In honor of Fangoria jumping back into the publishing circle and to the delight and awe of all of us here at The Dead Walk, here are some throwback quickies from the Fangoria Frightfest lineup released back in 2010.
Pig Hunt (2008) – Directed by James Issac
If you’ve ever had that desire to track down a hippie-fed, 3000 pound wild boar between tokes in Humboldt County, then James Issac’s PIG HUNT (2008) will meet your twisted (and I don’t mean Zig-Zags) need.
Starring Travis Aaron Wade, Tina Huang, and Howard Johnson Jr. as Bay Area hunting buddies who “get away from it all” by taking a hunting trip to Wade’s boyhood home in California weed territory. There, they get the full “rural horror” treatment, spending time being pursued by crazy rednecks, harassed by stoned out cultists and trampled underfoot by herd of wild pigs bred to kill.
PIG HUNT is a wonderful stew of 70’s cult killer flick mixed with 90’s grime. Special props for Bryonn Bain‘s performance as the hippie cult’s bizarre “sugar daddy,” an entertaining mash-up of Toshiro Mifune and Superfly. Kudos also to Bay Area music legend Les Claypool as the hillbilly reverend of the piece. (Didn’t Primus have a song about this very subject?). And our featured pig is the baddest hog killer since MOTEL HELL. Queue this one up and let it roll.

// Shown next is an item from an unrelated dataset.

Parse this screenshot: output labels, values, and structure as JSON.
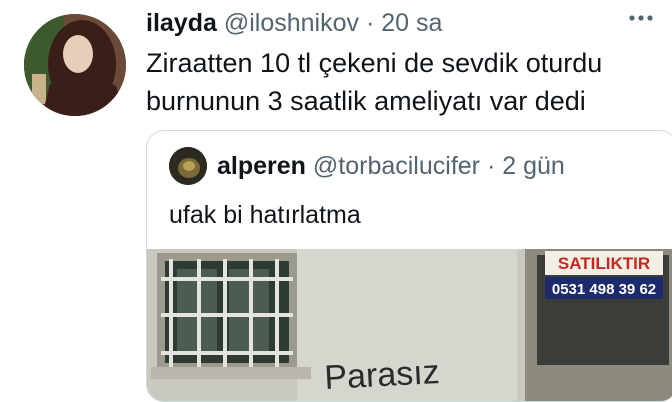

Road Kill (2010) – Directed by Dean Francis
Aussies are well-known for firing up a few steaks on the the Barbi. But in ROAD Kill (2010), some folks Down Under lift having “a red meat issue” to a whole new extreme.
This “hear-the tires-scream,” chase flick stars Sophie Lowe, Georgina Haig and Bob Morely as our usual group of terrified twenty-somethings being chased across the Australian Outback by the literal, eighteen-wheeler from Hell. One fueled by the blood of it’s victims.
You know you’re screwed when the hood ornament of the truck that’s trying to run you down is a silver replica of Cerberus, the three-headed guard dog of the Abyss. You’re really screwed when the cargo in the trailer of said truck is actually freakin’ Cerberus.
Dean Francis serves us an enjoyable little morality play in which our heroes are alternately repulsed and seduced by their power of their pursuer. But worry not, Fright Fans, he also delivers some rip-roaring splatter for our twisted enjoyment. Let this one roll and fire up some New York steaks, extra rare, on the ‘que.